Tree encroachment. Recent encroachment of conifers into meadows has been dramatic (see photo-sequence, at right). For much of the 20th century, the study area supported a mix of forest and meadow, but many open areas have since been filled by trees. (See our research on the patterns and consequences of conifer invasion at Bunchgrass Ridge)

Tree encroachment
Recent  invasion by lodgepole pine
Recent encroachment
Pinus snags in Abies forest
Older encroachment
Vegetation. The plateau supports a mosaic of dry meadows, areas of recent encroachment (<90 yr), and older forests (>100-200 yr) of lodgepole pine (Pinus contorta) and grand fir (Abies grandis). Forest understory species are typical of rich, mesic sites (e.g., Smilacina stellata, Achlys triphylla, Galium oreganum, and Anemone oregana). Meadows are dominated by graminoids (e.g., Festuca idahoensis, Bromus carinatus, and Carex pensylvanica [now C. inops]) and a diversity of forbs. Plant species list (PDF).

Glacial history. During the Pleistocene, glaciers carved valleys to the north and south of Bunchgrass Ridge and scoured the summit, leaving the current raised plateau. Lateral moraines (PDF) flank the ridge on the north and south, and pothole lakes (Kuitan and Robinson) lie to the east.

Soils. Soil pits dug in meadows and forest of varying ages (photo, below) suggest the presence of grassland vegetation for centuries (perhaps millennia). Soils are deep (>170 cm), fine to very-fine-sandy loams derived from andesitic basalt and deposits of tephra with variable amounts of glacially derived cobbles, stones, and boulders. Soil profiles (PDF).

Disturbance history. Fires occur infrequently (>100 yr) at this elevation in the Cascades.
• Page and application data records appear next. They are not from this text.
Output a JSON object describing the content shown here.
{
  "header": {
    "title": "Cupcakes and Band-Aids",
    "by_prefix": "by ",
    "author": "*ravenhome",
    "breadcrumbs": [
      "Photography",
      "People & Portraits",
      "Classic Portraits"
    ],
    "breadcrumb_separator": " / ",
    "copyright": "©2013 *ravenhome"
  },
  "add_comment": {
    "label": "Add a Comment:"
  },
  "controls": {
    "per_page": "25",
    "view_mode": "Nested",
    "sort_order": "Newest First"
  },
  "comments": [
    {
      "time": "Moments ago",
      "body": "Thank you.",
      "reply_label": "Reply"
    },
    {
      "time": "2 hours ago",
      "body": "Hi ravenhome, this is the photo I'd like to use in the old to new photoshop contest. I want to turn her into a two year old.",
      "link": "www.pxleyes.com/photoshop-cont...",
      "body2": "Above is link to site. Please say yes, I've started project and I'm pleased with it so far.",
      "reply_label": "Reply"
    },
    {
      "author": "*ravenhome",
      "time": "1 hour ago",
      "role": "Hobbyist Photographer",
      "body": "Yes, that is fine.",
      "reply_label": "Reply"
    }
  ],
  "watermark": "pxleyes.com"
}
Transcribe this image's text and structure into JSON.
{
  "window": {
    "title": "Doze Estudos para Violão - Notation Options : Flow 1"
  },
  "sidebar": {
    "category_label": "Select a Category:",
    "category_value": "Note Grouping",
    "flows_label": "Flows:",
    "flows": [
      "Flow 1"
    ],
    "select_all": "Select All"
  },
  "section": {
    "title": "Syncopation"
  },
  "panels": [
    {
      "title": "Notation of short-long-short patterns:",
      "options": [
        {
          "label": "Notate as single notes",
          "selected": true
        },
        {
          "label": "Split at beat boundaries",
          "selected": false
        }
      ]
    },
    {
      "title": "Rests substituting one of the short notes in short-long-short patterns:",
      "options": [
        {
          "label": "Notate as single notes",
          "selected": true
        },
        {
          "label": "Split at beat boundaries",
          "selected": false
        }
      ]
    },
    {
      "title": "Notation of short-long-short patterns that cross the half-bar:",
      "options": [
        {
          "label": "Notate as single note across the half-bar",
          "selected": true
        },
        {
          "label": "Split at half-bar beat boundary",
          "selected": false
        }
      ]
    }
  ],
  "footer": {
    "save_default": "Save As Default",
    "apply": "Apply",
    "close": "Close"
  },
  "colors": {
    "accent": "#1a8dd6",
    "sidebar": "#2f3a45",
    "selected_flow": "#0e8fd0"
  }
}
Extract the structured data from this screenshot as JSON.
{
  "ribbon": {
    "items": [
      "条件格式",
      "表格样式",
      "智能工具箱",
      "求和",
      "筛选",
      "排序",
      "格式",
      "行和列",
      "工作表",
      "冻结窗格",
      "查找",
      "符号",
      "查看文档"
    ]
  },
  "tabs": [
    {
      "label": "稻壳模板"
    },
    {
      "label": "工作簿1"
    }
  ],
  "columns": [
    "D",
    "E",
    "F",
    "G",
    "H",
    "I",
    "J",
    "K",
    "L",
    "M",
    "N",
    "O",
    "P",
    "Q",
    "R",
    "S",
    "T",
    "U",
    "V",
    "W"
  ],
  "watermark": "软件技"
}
Native Americans used fire to maintain open habitats throughout the Northwest, but stumps within the experimental plots do not show evidence of fire, and archeological surveys have not produced artifacts indicative of human use of the meadow prior to Euro-American settlement.

Describing a soil profine
Lammers & Dyrness
Ted Dyrness (top, deceased) and Duane Lammers (in pit) describe the soil profile in a conifer-invaded meadow (2004).
Grazing by sheep is likely to have occurred during the early part of the 20th century, when grazing in the Cascades was widespread (Miller 1994). However, the local history of grazing at Bunchgrass Ridge is not recorded in Forest Service archives.

Special Habitat Area designation. Bunchgrass Ridge was designated as a Special Habitat Area for wildlife in the Willamette National Forest Land and Resource Management Plan (1990). During the Upper McKenzie Watershed Analysis (1995, update 2006), Bunchgrass was targeted as a high priority for restoration with these objectives:
  • Improve wildlife use by enhancing forage quality and abundance
  • Reduce excessive fuel loadings
  • Maintain/restore grass- and forb-dominated communities and associated ecological processes
  • Protect/preserve historic and prehistoric heritage resources
Bunchgrass Ridge (white rectangle) in the western Cascades landscape, viewed from the south.
Bunchgrass Ridge from the south

Tree encroachment at Bunchgrass Ridge
Trees dominating the forest-meadow mosaic in 1946 had established in the 1800s. Clearcuts adjacent to the study area are evident in the 2000 photo.